◆ YOUR GOAL
In this material, which lines include the string "JSON"? Show them.

◆ AVAILABLE RECORDS
----------------

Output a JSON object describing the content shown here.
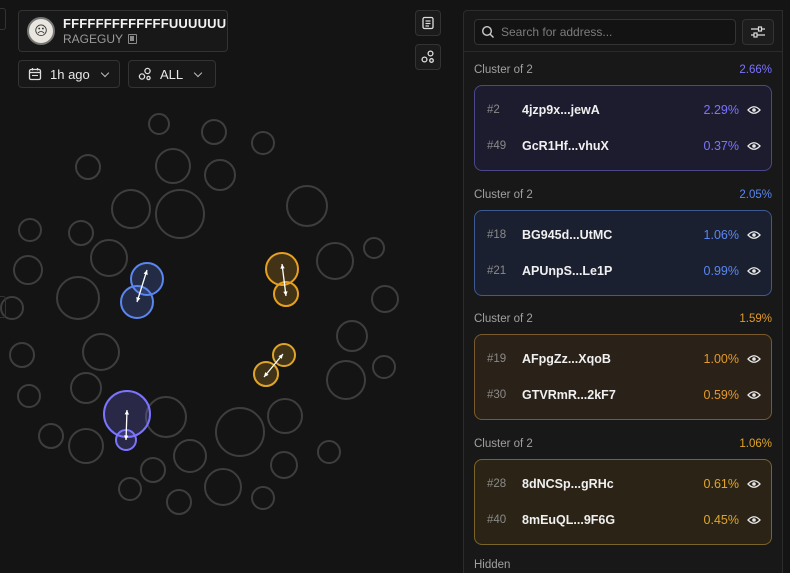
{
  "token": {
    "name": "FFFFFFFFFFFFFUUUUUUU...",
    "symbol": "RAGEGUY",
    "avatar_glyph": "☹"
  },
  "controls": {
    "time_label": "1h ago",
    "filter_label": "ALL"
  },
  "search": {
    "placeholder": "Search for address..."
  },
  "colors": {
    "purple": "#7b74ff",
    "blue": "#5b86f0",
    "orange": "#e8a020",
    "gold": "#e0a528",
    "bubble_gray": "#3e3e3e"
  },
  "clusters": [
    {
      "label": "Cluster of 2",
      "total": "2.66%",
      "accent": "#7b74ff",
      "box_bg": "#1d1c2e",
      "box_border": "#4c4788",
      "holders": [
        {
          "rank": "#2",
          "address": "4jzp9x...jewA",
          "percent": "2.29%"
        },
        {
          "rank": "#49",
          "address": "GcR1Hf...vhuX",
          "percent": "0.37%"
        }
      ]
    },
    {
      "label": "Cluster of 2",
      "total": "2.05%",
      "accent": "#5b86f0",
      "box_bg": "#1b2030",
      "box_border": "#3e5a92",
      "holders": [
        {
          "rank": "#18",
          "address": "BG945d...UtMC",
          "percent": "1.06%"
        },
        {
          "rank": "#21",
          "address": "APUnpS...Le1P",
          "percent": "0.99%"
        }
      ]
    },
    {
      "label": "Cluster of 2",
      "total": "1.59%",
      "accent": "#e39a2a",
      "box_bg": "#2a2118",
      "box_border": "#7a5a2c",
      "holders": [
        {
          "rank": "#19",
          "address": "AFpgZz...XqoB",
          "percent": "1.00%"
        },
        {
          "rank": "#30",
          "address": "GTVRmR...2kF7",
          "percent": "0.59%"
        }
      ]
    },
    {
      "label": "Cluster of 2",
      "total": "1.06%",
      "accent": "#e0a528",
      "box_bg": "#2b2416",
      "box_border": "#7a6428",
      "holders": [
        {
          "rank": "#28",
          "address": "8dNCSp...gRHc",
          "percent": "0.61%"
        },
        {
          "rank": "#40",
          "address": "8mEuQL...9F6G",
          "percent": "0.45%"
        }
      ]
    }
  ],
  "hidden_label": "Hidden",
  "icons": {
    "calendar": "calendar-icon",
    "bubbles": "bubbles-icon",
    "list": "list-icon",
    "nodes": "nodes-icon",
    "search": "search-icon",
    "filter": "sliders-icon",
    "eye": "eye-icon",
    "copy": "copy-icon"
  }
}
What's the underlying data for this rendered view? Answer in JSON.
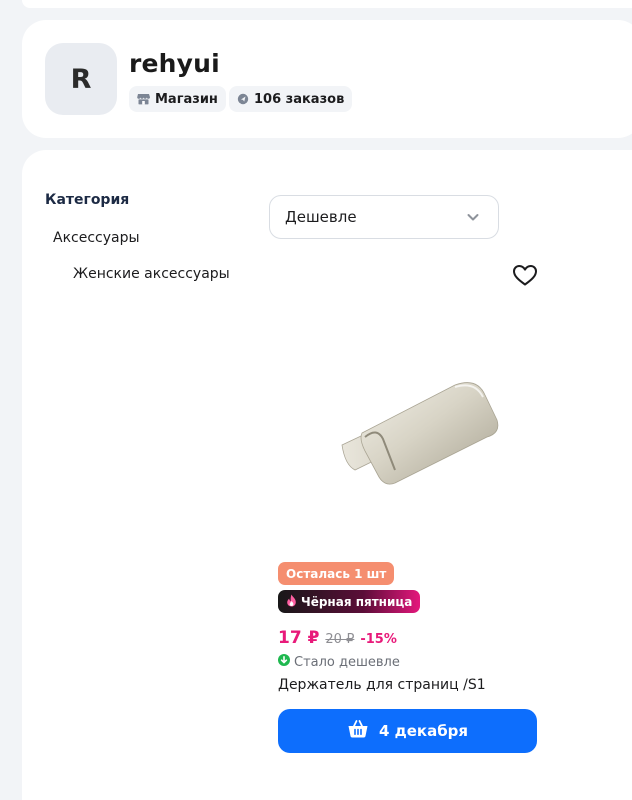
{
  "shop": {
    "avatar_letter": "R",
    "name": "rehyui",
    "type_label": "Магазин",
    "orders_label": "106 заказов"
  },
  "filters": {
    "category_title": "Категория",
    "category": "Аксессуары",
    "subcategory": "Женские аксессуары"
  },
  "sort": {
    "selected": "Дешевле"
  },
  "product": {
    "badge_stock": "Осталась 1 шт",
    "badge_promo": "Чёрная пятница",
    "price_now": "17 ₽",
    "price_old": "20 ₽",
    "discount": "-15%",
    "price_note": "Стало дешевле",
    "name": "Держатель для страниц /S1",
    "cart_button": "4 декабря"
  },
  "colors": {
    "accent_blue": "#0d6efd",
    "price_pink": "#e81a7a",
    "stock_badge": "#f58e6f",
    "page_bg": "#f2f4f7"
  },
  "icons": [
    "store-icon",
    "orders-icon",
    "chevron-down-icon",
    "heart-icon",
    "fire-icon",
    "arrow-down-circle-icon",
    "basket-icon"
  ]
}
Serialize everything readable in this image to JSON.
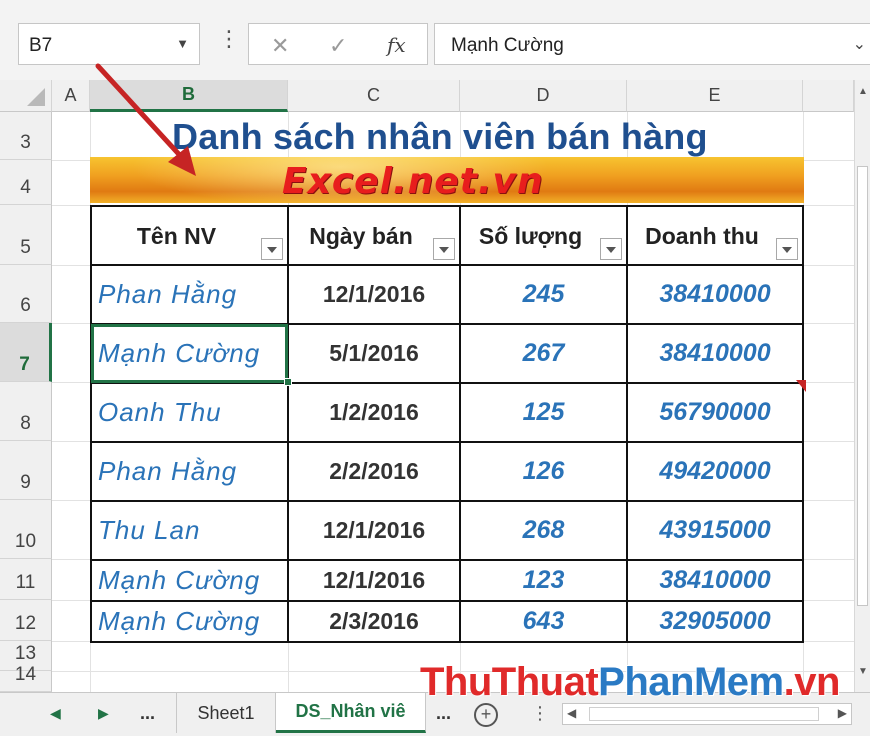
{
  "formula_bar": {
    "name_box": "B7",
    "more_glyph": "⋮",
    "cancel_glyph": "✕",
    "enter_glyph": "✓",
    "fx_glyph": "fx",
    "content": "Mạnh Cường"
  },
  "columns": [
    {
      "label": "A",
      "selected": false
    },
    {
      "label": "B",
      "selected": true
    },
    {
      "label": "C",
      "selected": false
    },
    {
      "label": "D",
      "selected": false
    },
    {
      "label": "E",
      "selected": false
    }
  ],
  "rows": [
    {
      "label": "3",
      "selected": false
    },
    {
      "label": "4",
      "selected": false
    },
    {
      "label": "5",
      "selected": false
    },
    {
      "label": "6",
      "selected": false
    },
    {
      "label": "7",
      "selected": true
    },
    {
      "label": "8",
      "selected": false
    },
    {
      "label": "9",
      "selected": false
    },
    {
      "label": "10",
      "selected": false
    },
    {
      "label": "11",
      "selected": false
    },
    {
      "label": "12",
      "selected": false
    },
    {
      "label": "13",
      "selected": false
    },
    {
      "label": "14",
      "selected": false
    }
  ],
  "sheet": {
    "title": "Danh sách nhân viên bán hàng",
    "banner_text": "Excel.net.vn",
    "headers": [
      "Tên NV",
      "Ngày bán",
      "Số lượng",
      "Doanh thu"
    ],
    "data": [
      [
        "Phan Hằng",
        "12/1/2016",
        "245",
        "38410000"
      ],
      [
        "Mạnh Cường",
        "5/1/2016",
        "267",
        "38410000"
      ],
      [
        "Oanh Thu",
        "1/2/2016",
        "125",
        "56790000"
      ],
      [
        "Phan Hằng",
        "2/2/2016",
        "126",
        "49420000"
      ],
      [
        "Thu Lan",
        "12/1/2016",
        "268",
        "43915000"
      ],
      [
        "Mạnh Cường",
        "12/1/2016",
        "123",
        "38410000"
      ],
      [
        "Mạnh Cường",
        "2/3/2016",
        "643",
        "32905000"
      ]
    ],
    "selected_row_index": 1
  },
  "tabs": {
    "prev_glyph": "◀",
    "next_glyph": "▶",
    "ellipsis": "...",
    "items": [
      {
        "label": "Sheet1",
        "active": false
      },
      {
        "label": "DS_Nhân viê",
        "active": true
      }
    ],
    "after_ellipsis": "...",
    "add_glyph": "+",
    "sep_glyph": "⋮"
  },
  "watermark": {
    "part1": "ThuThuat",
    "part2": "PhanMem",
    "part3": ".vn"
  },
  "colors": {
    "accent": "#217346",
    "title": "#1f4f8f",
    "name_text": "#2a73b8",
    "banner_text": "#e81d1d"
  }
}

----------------

◆ ANSWER FOR THIS EXERCISE
Output a JSON object describing the content shown here.
What's the underlying data for this rendered view? Answer in JSON.
Serialize everything readable in this image to JSON.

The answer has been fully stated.